**Task details**: Which lines below hold the word "this"? Copy all of them.

**Record extracts**:
-- Opening Marker --
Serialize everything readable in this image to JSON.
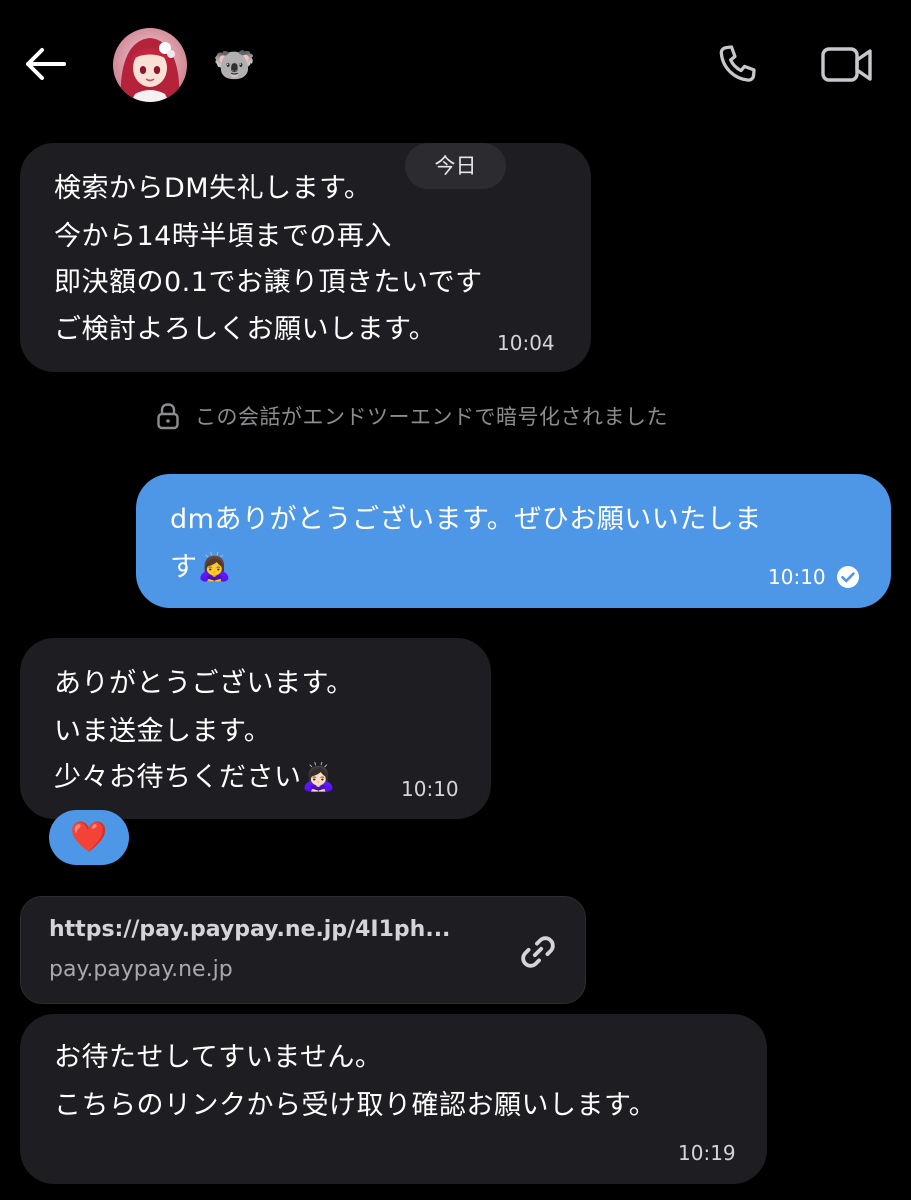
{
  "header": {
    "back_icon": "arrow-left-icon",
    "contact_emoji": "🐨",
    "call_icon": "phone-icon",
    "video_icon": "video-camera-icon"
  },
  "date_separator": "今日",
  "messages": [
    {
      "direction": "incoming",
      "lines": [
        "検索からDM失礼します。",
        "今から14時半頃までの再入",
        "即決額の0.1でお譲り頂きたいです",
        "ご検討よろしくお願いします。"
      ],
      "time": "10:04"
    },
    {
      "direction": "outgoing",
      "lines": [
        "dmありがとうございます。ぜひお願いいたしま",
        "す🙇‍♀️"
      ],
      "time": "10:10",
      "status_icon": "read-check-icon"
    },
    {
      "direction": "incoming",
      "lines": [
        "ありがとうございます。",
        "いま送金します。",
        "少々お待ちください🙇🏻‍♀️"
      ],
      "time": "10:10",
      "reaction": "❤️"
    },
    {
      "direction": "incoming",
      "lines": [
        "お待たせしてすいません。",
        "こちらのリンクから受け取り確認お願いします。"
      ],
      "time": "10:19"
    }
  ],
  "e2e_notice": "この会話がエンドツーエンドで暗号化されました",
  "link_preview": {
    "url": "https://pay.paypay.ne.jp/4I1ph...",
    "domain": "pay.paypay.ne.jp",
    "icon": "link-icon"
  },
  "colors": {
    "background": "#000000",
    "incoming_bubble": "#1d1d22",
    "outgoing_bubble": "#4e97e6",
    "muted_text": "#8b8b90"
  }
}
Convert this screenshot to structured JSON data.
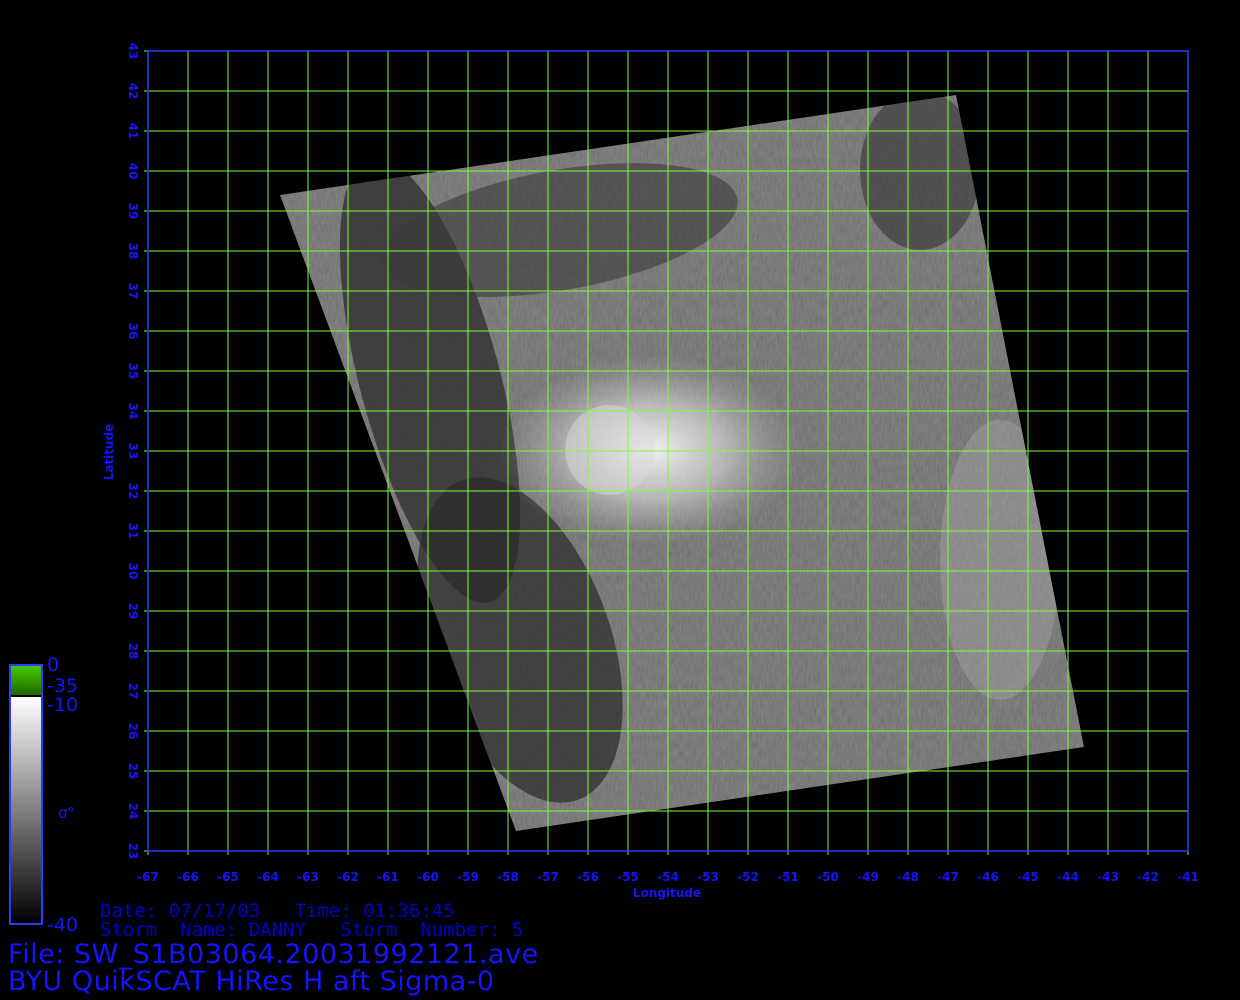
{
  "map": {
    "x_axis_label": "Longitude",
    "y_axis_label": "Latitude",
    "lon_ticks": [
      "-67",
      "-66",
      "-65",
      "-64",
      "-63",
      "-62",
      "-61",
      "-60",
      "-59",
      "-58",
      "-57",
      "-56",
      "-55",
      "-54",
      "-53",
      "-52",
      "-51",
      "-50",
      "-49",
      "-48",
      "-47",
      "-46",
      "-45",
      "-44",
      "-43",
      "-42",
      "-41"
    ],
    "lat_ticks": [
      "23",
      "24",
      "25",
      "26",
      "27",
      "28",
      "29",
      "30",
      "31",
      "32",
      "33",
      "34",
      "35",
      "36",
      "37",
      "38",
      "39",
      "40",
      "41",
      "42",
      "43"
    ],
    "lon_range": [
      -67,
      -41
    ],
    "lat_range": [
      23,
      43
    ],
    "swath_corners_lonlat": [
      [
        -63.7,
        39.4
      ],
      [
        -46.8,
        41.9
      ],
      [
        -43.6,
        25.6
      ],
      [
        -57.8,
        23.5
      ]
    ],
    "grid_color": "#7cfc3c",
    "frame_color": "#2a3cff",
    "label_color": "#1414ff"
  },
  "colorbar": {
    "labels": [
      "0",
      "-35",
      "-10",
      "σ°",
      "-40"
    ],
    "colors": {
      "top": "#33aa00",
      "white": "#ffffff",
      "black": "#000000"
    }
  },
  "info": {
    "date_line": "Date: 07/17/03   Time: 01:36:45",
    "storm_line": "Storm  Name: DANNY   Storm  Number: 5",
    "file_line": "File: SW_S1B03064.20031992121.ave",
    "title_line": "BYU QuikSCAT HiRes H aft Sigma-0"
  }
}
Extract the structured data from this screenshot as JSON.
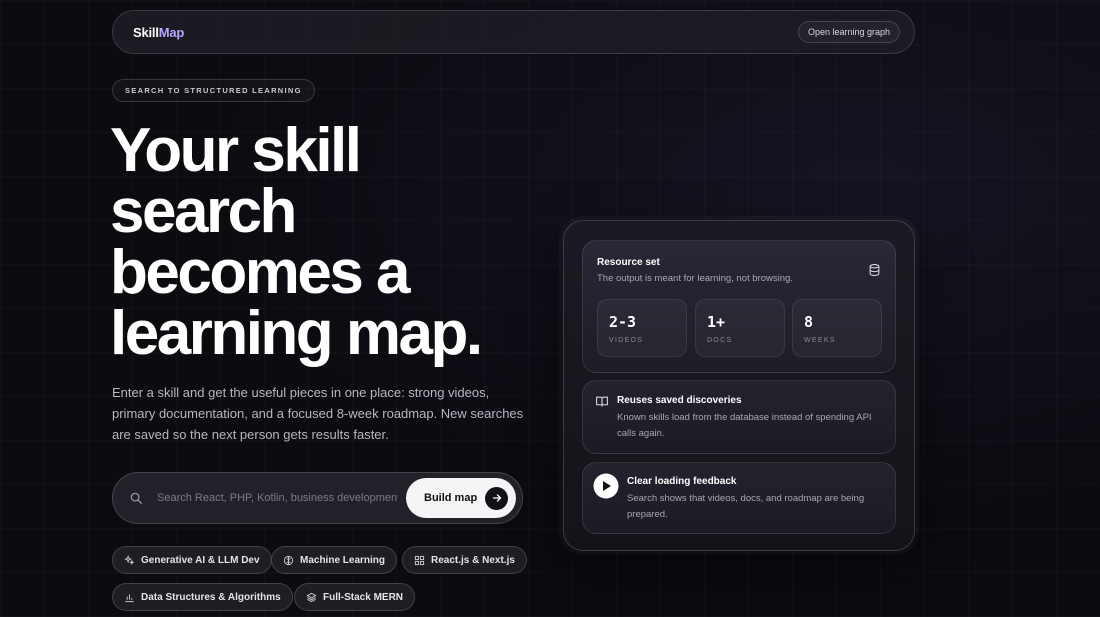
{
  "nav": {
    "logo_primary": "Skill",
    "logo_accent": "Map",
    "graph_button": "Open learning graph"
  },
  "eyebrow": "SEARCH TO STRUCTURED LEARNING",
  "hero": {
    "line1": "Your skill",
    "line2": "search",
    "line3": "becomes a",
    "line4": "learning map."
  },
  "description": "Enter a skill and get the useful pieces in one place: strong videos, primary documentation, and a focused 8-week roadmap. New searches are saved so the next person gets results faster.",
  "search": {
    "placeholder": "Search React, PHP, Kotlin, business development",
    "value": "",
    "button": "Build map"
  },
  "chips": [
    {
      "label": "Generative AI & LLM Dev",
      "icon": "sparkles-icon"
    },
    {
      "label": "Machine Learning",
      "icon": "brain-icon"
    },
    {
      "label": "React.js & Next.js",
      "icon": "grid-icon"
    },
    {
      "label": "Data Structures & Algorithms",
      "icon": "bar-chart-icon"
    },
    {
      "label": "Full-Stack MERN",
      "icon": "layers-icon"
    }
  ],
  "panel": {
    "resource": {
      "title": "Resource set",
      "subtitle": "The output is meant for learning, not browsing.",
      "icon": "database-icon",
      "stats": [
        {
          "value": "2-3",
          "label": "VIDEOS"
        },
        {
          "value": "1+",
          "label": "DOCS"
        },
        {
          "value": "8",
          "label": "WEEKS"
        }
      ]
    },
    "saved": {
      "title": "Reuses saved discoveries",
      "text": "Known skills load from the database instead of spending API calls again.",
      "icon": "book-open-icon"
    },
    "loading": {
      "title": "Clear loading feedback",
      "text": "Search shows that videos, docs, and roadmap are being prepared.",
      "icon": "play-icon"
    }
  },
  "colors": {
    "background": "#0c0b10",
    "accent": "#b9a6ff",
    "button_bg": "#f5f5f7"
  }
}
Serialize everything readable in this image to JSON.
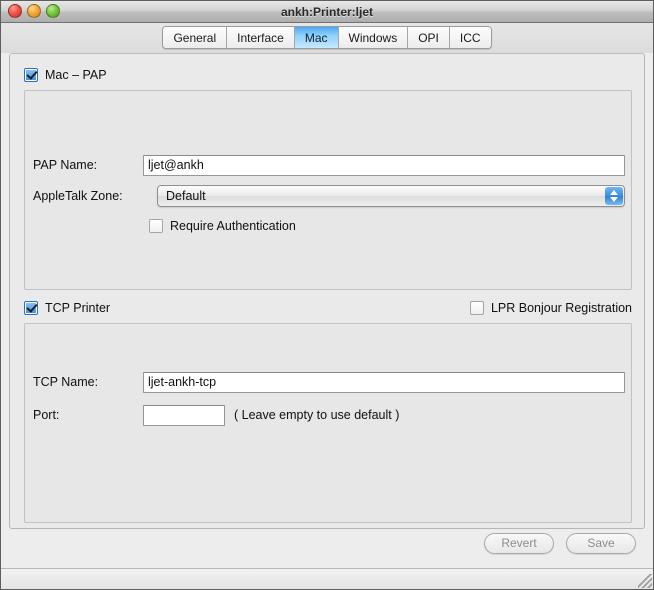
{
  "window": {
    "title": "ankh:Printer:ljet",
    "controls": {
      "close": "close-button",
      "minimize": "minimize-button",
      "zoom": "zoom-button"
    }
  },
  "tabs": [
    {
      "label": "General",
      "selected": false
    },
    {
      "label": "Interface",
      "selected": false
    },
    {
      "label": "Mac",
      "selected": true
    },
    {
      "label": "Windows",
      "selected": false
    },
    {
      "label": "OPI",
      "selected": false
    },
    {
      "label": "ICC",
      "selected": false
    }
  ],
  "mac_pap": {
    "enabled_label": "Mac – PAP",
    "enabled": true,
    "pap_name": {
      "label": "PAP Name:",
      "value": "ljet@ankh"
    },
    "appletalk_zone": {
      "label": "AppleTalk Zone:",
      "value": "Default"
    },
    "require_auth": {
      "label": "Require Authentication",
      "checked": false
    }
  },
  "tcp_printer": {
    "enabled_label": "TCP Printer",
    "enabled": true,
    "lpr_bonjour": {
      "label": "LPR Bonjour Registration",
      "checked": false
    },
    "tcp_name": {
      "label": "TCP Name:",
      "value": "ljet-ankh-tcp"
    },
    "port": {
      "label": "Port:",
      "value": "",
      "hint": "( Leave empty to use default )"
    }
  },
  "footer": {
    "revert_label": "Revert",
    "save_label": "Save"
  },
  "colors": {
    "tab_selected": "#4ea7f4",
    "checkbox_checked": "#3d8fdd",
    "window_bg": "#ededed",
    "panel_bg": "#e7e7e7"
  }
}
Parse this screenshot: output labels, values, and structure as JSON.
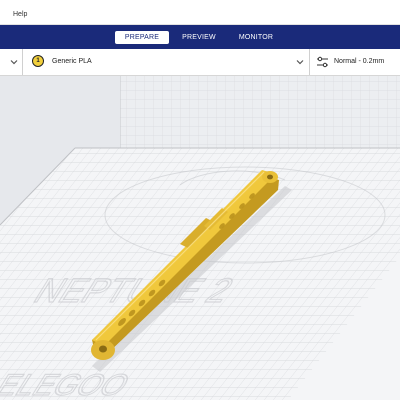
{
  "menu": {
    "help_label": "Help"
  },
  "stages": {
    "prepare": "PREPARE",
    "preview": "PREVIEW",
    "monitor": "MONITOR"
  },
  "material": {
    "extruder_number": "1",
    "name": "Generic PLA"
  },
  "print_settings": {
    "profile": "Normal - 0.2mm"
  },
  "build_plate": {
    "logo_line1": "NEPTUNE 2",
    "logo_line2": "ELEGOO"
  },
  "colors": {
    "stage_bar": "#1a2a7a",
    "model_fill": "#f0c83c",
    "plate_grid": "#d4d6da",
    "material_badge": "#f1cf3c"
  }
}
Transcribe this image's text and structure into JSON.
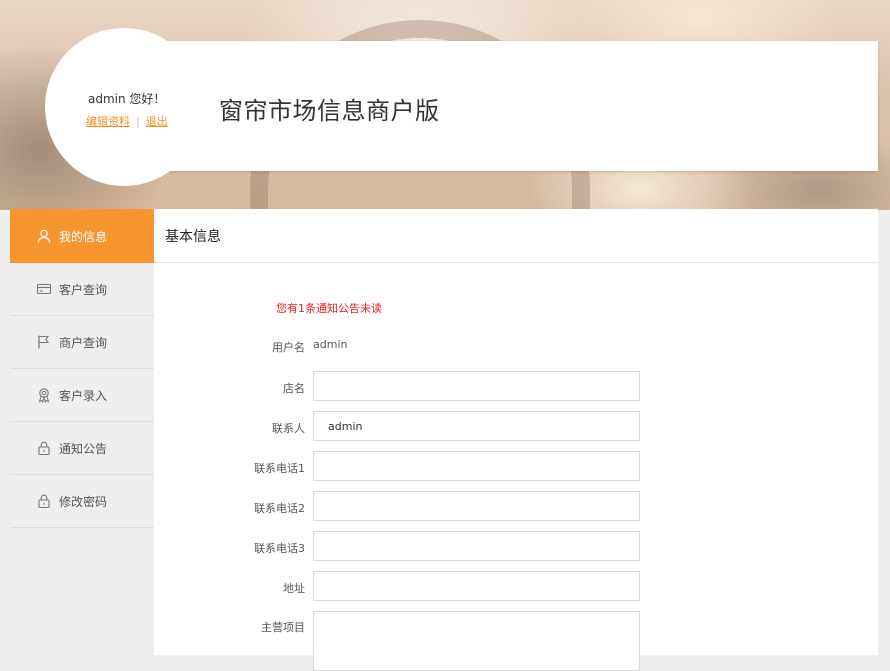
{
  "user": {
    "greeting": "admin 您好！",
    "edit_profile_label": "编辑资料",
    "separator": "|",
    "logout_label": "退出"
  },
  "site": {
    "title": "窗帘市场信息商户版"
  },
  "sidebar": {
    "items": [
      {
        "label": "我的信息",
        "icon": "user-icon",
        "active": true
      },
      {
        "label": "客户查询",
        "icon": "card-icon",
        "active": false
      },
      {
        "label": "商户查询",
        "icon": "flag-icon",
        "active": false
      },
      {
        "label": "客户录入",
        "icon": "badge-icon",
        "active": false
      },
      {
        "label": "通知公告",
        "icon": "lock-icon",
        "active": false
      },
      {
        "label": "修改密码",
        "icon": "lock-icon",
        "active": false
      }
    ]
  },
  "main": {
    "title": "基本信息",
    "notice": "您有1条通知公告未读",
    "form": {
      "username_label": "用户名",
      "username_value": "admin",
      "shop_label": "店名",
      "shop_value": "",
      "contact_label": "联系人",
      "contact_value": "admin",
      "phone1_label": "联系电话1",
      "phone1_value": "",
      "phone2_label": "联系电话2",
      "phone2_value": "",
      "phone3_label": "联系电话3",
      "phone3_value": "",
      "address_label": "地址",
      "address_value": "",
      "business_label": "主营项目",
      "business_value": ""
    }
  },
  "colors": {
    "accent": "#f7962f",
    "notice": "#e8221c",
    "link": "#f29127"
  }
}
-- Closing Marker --
**Written reply**:
Serialize everything readable in this image to JSON.
Convert this screenshot to structured JSON data.
Extract the structured data from this screenshot as JSON.
Serialize everything readable in this image to JSON.
Parse this screenshot: output labels, values, and structure as JSON.
Transcribe this image's text and structure into JSON.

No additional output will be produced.